Turkish Food in Cappadocia
One of the most enjoyable aspects of visiting Turkey is the food. Turks may not be the most famous in the kitchen, but that means delicious surprises await you upon your arrival.
Coming to Cappadocia will give you no lack of opportunities to sample tasty Turkish treats. Begin each morning with Taşkonaklar Hotel’s renowned Turkish breakfast full of locally grown products. Fill your plate with olives, tomatoes, cucumbers, fresh baked breads and rolls (poaça), honey, homemade jellies/jams, and eggs (try menemen to be really Turkish, a mix of peppers, tomatoes and eggs), and Turkish tea or coffee. That should tide you over until lunch, but if you need a snack in between we recommend pistachios from Antep or locally grown and dried apricots.
Breakfast at Taşkonaklar
For lunch the choices are all mouth watering. Begin with a steaming hot bowl of lentil soup (mercimek). For the main course perhaps you will prefer the grilled meatballs (köfte) or chicken on the skewer (tavuk shish). If not, try the Adana kebap (spiced ground beef on a skewer) or the Kuzu shish (lamb on a skewer). If that sounds too heavy, then you may want the cheese or mince meat pide (pronounced pee-day) which is an elongated Turkish version of pizza without tomato sauce. Or you can try the baked beans (kuru fasulye) and rice, which are the favorite of many Turks. Each of these goes well with an Efes Beer. Once you finish take some time to sit and chat while enjoying a cup of Turkish tea and some baklava.
Pide (Turkish pizza)
If you need a snack before dinner while you are out and about on a tour, try some Turkish Delight and a cup of fresh squeezed pomegranate and orange juice which can be found at most tourist stops.
When you sit down to the dinner table be ready for a Turkish feast. Begin with some appetizers (mezes) which could include a tomato-pepper salsa, yogurt and dill (cacik), roasted mushrooms smothered in cheese, humus, an eggplant/aubergine (patlican) salad, and fresh bread (the Turkish meze menu can go on for pages).
For the main entree someone in your party needs to order the Testi Kebab, a Cappadocian specialty. Take cubed beef and put it in a seramic pot; add tomatoes, peppers, garlic, spices, and a special sauce; seal it and throw it in the tandir oven for 2 hours. The waiter will bring the sealed pot to your table and break it open in front of you. Once the steam clears enjoy.
For the others in your party (or for the other evenings of your trip) order Imam Bayildi (Imam Fainted) which is Eggplant/aubergine stuffed with sauteed tomatoes, peppers, onions and garlic, or Karni Yarik which is similar to Imam Bayildi except that it also has ground beef. Both are wonderful if you enjoy eggplant.
Wash this down with a Cappadocian wine of which Kocabağ and Turasan are the most well-known.
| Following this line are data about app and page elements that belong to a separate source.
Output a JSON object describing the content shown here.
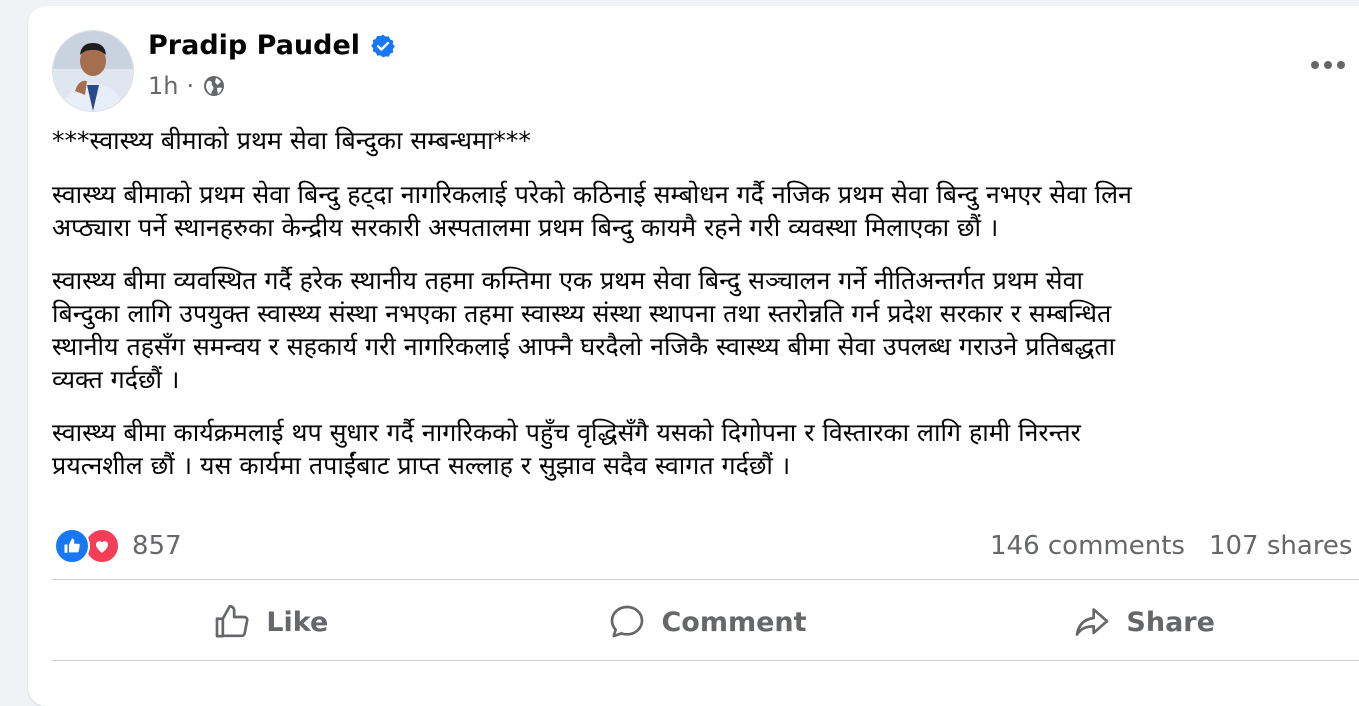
{
  "post": {
    "author": "Pradip Paudel",
    "time": "1h",
    "separator": "·",
    "title": "***स्वास्थ्य बीमाको प्रथम सेवा बिन्दुका सम्बन्धमा***",
    "para1_line1": "स्वास्थ्य बीमाको प्रथम सेवा बिन्दु हट्दा नागरिकलाई परेको कठिनाई सम्बोधन गर्दै नजिक प्रथम सेवा बिन्दु नभएर सेवा लिन",
    "para1_line2": "अप्ठ्यारा पर्ने स्थानहरुका केन्द्रीय सरकारी अस्पतालमा प्रथम बिन्दु कायमै रहने गरी व्यवस्था मिलाएका छौं ।",
    "para2_line1": "स्वास्थ्य बीमा व्यवस्थित गर्दै हरेक स्थानीय तहमा कम्तिमा एक प्रथम सेवा बिन्दु सञ्चालन गर्ने नीतिअन्तर्गत प्रथम सेवा",
    "para2_line2": "बिन्दुका लागि उपयुक्त स्वास्थ्य संस्था नभएका तहमा स्वास्थ्य संस्था स्थापना तथा स्तरोन्नति गर्न प्रदेश सरकार र सम्बन्धित",
    "para2_line3": "स्थानीय तहसँग समन्वय र सहकार्य गरी नागरिकलाई आफ्नै घरदैलो नजिकै स्वास्थ्य बीमा सेवा उपलब्ध गराउने प्रतिबद्धता",
    "para2_line4": "व्यक्त गर्दछौं ।",
    "para3_line1": "स्वास्थ्य बीमा कार्यक्रमलाई थप सुधार गर्दै नागरिकको पहुँच वृद्धिसँगै यसको दिगोपना र विस्तारका लागि हामी निरन्तर",
    "para3_line2": "प्रयत्नशील छौं । यस कार्यमा तपाईंबाट प्राप्त सल्लाह र सुझाव सदैव स्वागत गर्दछौं ।"
  },
  "stats": {
    "reactions": "857",
    "comments": "146 comments",
    "shares": "107 shares"
  },
  "actions": {
    "like": "Like",
    "comment": "Comment",
    "share": "Share"
  },
  "icons": {
    "verified": "verified-badge-icon",
    "audience": "globe-icon",
    "more": "more-options-icon",
    "like_reaction": "thumbs-up-icon",
    "love_reaction": "heart-icon",
    "like_action": "thumbs-up-outline-icon",
    "comment_action": "speech-bubble-icon",
    "share_action": "share-arrow-icon"
  },
  "colors": {
    "brand_blue": "#1877f2",
    "love_red": "#f33e58",
    "secondary_text": "#65676b",
    "primary_text": "#050505"
  }
}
You may be surprised at the level of quality Cappadocia wineries have achieved.
And with that you have feasted and can be rolled back to your cave hotel room. But, honestly, this is just a sliver of Turkish cuisine. We could go on and on with recommendations, but we will not except for a few items we could not fit into our perfect day.
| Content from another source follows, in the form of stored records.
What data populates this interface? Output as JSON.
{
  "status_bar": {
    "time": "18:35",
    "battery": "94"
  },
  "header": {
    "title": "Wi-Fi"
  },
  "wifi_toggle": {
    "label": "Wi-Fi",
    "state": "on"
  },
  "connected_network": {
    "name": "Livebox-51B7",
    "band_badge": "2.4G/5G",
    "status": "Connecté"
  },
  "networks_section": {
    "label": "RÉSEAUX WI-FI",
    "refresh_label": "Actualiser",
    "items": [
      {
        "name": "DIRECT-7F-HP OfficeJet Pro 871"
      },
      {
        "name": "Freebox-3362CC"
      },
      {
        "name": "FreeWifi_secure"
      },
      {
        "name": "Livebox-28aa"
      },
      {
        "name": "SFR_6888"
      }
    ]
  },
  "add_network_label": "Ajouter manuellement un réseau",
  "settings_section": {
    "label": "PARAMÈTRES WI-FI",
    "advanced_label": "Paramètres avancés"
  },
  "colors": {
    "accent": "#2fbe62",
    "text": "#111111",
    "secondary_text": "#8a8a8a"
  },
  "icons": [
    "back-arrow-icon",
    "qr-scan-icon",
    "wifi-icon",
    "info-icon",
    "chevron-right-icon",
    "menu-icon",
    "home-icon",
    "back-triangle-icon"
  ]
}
You may be staying in Turkey for longer than 2-3 days and want to try a larger variety of dishes. In that case we can recommend a few “common” items that almost every Turk, from the lowest street cleaner to the president himself, enjoys.
A FEW MORE OPTIONS
* Lahmacun is an Anatolian specialty, truly a “food of the people”. It is usually the least expensive item on the menu. It is pizza-shaped but is thinner and has no tomato sauce or cheese.
* Simit looks like a type of bagel with sesame seeds. It is chewy and delicious, especially when it is fresh. You will find two kinds of simit. The street vendors sell a harder, darker type whereas the bakeries will offer a golden brown, softer version. Try them both and let us know your favorite.
* Gözleme is similar to a Mexican quesadilla except that it is usually square and comes in more flavors. You can get it with cheese or spinach or potatoes or onions. The bread is called yufka and is thinner than a tortilla.
* Döner comes from the Turkish word which means “to turn” and describes the way the spiced meat (usually lamb or chicken) is cooked. This is Turkish fast food at its essence and can be found on almost every street corner in urban areas. This is also called Gyro or Schwarma in other parts of the world.
* DRINKS – Two drinks not mentioned are Ayran which is a salted yogurt drink that is the staple of every child in Turkey and Raki which is an anise liquor (think liquid black licorice) made famous for being Ataturk’s favorite drink.
And with that you have enough to keep your palate happy and your stomach full. If you leave Turkey without gaining a few pounds, you have more self-disicipline than most. Consider it a way to take Turkey back home with you.